Talking about this charitable work, she recalls a larger-than-life role model she met as a child in Calcutta. Every Friday, the Sisters of Charity came to the slums where her family lived to give out bags with clothes, powdered milk, and cookies.
“One day I met Mother Teresa there,” she says. “She used to come and check up on all her [charity] branches. I felt so great and so inspired with what she was doing for the poor that I just wanted to do that.”
Haslam is a member of The Write Toastmasters Club in Moate, Ireland, and Hertfordshire Speakers Club, based in Hatfield, England. Hertfordshire’s Vice President Membership, Elizabeth Jordan, DTM, has known Haslam for 10 years and has always been an admirer of hers.

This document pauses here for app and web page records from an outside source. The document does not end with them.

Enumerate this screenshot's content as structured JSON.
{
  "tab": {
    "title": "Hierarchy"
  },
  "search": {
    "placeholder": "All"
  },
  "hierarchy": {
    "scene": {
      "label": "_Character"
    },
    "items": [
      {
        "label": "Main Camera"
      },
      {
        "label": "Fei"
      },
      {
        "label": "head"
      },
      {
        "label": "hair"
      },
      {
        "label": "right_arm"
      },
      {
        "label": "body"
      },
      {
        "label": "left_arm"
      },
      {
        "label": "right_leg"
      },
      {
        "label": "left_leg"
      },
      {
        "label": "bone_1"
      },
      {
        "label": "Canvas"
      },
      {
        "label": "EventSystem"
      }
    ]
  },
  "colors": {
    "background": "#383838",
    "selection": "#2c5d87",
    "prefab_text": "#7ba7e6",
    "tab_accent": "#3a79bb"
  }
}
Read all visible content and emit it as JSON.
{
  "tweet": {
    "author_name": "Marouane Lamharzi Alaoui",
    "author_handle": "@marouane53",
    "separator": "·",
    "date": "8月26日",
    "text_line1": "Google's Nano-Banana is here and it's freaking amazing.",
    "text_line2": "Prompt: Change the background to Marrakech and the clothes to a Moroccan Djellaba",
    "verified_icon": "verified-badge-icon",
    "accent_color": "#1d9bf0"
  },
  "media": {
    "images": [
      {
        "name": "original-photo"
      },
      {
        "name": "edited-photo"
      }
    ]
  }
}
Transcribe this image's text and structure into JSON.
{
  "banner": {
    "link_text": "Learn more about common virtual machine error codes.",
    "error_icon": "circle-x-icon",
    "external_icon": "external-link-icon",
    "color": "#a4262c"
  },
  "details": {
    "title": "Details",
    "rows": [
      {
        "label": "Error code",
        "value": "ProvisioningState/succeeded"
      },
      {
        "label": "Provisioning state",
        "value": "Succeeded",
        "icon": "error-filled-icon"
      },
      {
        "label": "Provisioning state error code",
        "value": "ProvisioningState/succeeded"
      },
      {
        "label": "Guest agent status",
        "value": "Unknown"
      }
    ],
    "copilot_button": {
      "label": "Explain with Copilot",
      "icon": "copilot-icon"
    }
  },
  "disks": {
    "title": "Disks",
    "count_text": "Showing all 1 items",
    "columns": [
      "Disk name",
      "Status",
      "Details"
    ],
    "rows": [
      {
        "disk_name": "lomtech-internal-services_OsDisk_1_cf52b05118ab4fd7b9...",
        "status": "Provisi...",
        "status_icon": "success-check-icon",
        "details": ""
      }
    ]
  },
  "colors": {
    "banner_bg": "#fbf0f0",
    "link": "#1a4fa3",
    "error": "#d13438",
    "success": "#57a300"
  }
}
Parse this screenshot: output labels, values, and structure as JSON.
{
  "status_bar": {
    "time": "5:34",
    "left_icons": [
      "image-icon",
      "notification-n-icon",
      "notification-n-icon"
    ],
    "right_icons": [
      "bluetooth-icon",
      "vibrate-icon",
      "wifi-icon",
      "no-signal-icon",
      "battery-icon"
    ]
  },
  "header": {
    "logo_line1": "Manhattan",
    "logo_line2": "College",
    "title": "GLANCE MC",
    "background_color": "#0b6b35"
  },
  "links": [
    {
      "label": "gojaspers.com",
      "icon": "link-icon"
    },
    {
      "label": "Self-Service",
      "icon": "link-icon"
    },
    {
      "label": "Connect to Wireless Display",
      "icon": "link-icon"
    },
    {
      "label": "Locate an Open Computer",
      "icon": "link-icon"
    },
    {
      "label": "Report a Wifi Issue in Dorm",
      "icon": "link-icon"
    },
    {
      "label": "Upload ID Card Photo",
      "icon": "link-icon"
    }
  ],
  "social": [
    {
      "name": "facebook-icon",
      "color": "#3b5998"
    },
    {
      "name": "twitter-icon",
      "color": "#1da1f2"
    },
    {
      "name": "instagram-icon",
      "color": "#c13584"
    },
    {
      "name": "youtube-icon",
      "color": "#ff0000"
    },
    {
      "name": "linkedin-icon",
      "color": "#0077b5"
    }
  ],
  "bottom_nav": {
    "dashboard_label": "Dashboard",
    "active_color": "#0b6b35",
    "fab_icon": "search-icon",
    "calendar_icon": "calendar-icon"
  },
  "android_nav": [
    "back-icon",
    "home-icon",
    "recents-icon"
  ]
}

“Jillian is humble and modest,” Jordan says. “Despite a poverty-driven life, she didn’t grow up with anger or hatred. Jillian can not only recite the Toastmasters values—integrity, respect, service, and excellence—she lives the values.”
She brings those values to bear on both her professional life and her philanthropy. She has never forgotten the days when she begged for milk to save her sister. She has never forgotten her parents’ faces each time they lost a child. Most of all, she will never forget the lesson she learned when she finally stopped falling to the ground, stood up straight, and made her voice heard. She makes sure the girls in her Remedia Trust programs learn it too.
“Everything starts with public speaking. That’s what I teach them—to find their voices,” Haslam says. “They come in with their heads down; they won’t even look up at you. Now they’re going and opening other branches [of Remedia Trust] and delivering speeches. For me that is just a dream come true.”
Want to hear Jillian Haslam speak? In this TED Talk, she provides greater insight and new depth into finding one's voice to make a lasting impact on the world.
Ruth Nasrullah is a freelance journalist and a member of the Pearland Toastmasters Club in Pearland, Texas. She is president of the Houston chapter of the Society of Professional Journalists and was recently honored with the Howard S. Dubin Outstanding Pro Member award from the society’s national organization. She is also a co-founder of the COVID-19 Wall of Memories. Read more about her at www.ruthnasrullah.com.